The Women in Construction Training Center creates teaching and workspace for a non-profit organization whose mission is training and placing women in non-traditional construction occupations. The training program is part of Moore Community House, an organization founded 90 years ago by the National United Methodist Women to serve low-income families in Biloxi, Mississippi. The interior renovation and new addition not only serves Women in Construction’s functional needs, but also communicates the “can-do” philosophy of the organization. Design-build elements in the interior renovation show innovation and resourcefulness. The roof of the outdoor workspace manifests how an ordinary, repetitive building element – a roof truss – can accomplish something unique. The roof structure is made of four different trusses to create a simple roof plane and a complex ceiling shape. Clerestory openings bring light and ventilation into the workspace and the folded roof lifts the space along building’s public side creating bays at a scale fitting for the residential neighborhood.
The activity of building was not simply a means to produce a building; construction training for women is the organization’s mission and the building is the lasting record of achieving their mission. The construction centered around a week of forty volunteers from a sponsor organization who traveled to work on the project. The sponsor paid for most of the construction, thus supporting the organization and giving their employees a team-building, service opportunity. Accordingly, the construction created a “barn-raising” experience utilizing the time and talent of volunteers and Women in Construction students working alongside the contractor.
The new training center adds to the capacity of the organization functionally, socially and economically.

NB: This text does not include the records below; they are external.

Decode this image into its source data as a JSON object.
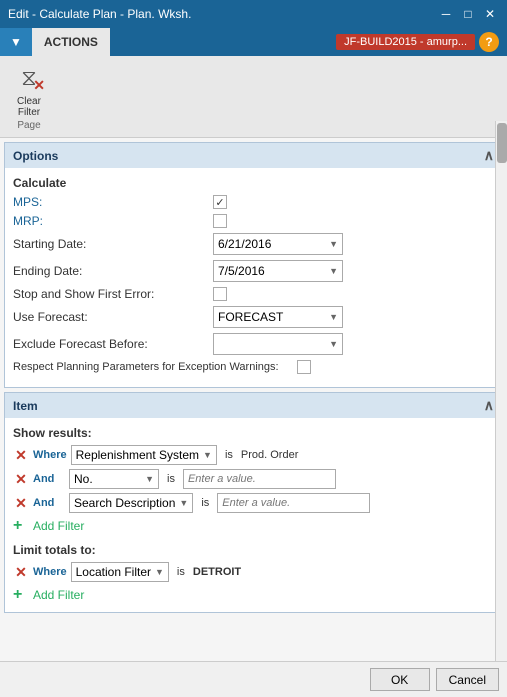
{
  "titleBar": {
    "title": "Edit - Calculate Plan - Plan. Wksh.",
    "minimize": "─",
    "maximize": "□",
    "close": "✕"
  },
  "ribbon": {
    "tabLabel": "ACTIONS",
    "dropdownLabel": "▼",
    "envBadge": "JF-BUILD2015 - amurp...",
    "helpLabel": "?",
    "clearFilter": {
      "label": "Clear\nFilter",
      "groupName": "Page"
    }
  },
  "options": {
    "sectionTitle": "Options",
    "calculate": {
      "label": "Calculate",
      "mpsLabel": "MPS:",
      "mpsChecked": true,
      "mrpLabel": "MRP:",
      "mrpChecked": false,
      "startingDateLabel": "Starting Date:",
      "startingDateValue": "6/21/2016",
      "endingDateLabel": "Ending Date:",
      "endingDateValue": "7/5/2016",
      "stopShowFirstErrorLabel": "Stop and Show First Error:",
      "stopShowFirstErrorChecked": false,
      "useForecastLabel": "Use Forecast:",
      "useForecastValue": "FORECAST",
      "excludeForecastBeforeLabel": "Exclude Forecast Before:",
      "excludeForecastBeforeValue": "",
      "respectPlanningLabel": "Respect Planning Parameters for Exception Warnings:",
      "respectPlanningChecked": false
    }
  },
  "item": {
    "sectionTitle": "Item",
    "showResults": "Show results:",
    "filters": [
      {
        "connector": "Where",
        "field": "Replenishment System",
        "operator": "is",
        "value": "Prod. Order"
      },
      {
        "connector": "And",
        "field": "No.",
        "operator": "is",
        "value": "Enter a value."
      },
      {
        "connector": "And",
        "field": "Search Description",
        "operator": "is",
        "value": "Enter a value."
      }
    ],
    "addFilter": "Add Filter",
    "limitTotals": "Limit totals to:",
    "limitFilters": [
      {
        "connector": "Where",
        "field": "Location Filter",
        "operator": "is",
        "value": "DETROIT"
      }
    ],
    "addFilter2": "Add Filter"
  },
  "footer": {
    "okLabel": "OK",
    "cancelLabel": "Cancel"
  }
}
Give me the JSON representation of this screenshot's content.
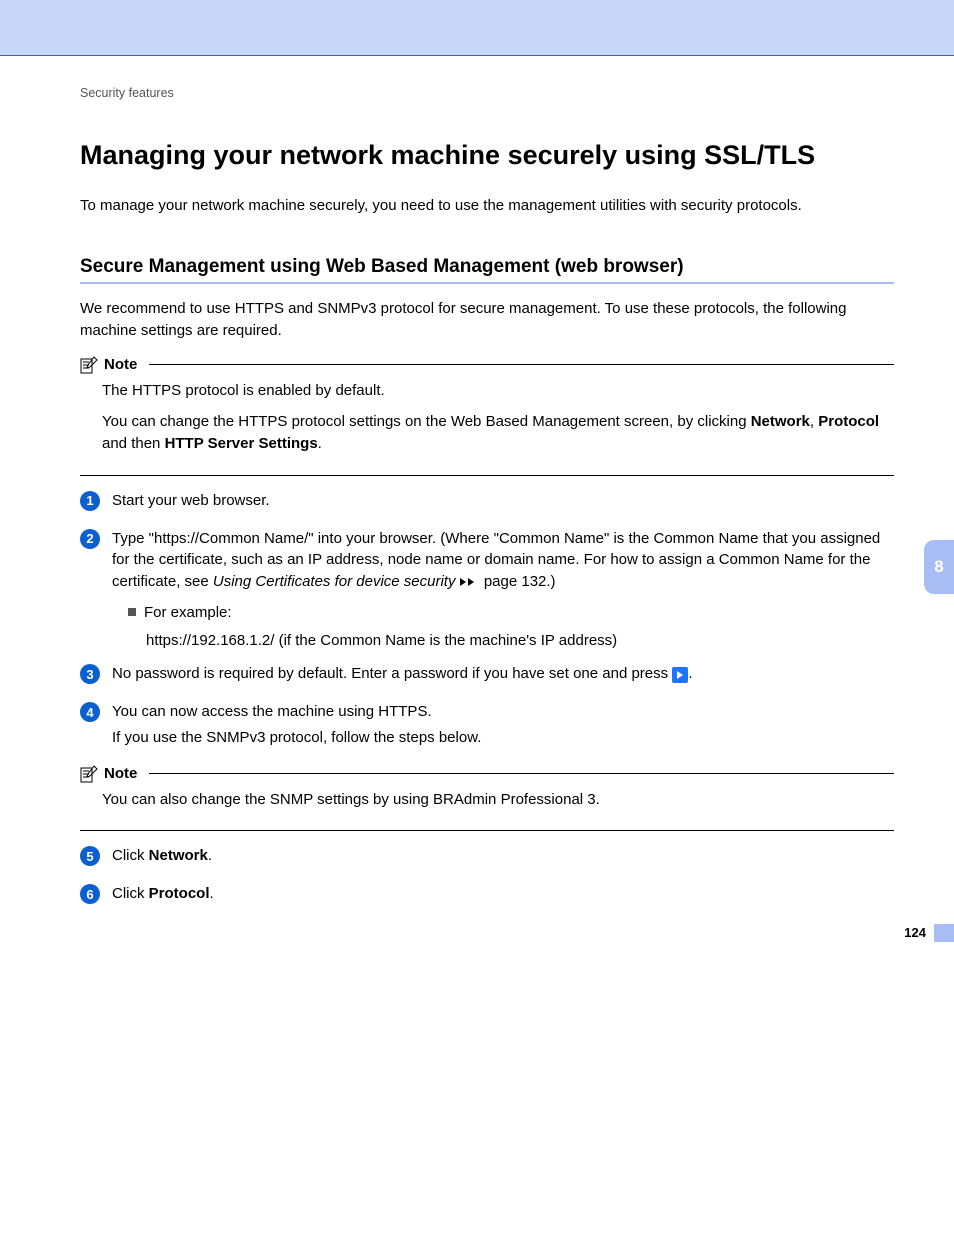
{
  "breadcrumb": "Security features",
  "title": "Managing your network machine securely using SSL/TLS",
  "intro": "To manage your network machine securely, you need to use the management utilities with security protocols.",
  "section_heading": "Secure Management using Web Based Management (web browser)",
  "section_intro": "We recommend to use HTTPS and SNMPv3 protocol for secure management. To use these protocols, the following machine settings are required.",
  "note_label": "Note",
  "note1": {
    "line1": "The HTTPS protocol is enabled by default.",
    "line2_pre": "You can change the HTTPS protocol settings on the Web Based Management screen, by clicking ",
    "line2_b1": "Network",
    "line2_sep1": ", ",
    "line2_b2": "Protocol",
    "line2_mid": " and then ",
    "line2_b3": "HTTP Server Settings",
    "line2_end": "."
  },
  "steps": {
    "s1": "Start your web browser.",
    "s2_main_pre": "Type \"https://Common Name/\" into your browser. (Where \"Common Name\" is the Common Name that you assigned for the certificate, such as an IP address, node name or domain name. For how to assign a Common Name for the certificate, see ",
    "s2_xref_italic": "Using Certificates for device security",
    "s2_xref_page": " page 132.)",
    "s2_sub_label": "For example:",
    "s2_sub_example": "https://192.168.1.2/ (if the Common Name is the machine's IP address)",
    "s3_pre": "No password is required by default. Enter a password if you have set one and press ",
    "s3_post": ".",
    "s4_line1": "You can now access the machine using HTTPS.",
    "s4_line2": "If you use the SNMPv3 protocol, follow the steps below.",
    "s5_pre": "Click ",
    "s5_bold": "Network",
    "s5_post": ".",
    "s6_pre": "Click ",
    "s6_bold": "Protocol",
    "s6_post": "."
  },
  "note2": {
    "text": "You can also change the SNMP settings by using BRAdmin Professional 3."
  },
  "side_tab": "8",
  "page_number": "124"
}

It provides useful workspace as well as communicates to funders, students and potential employers the mission and “can-do” philosophy of the organization.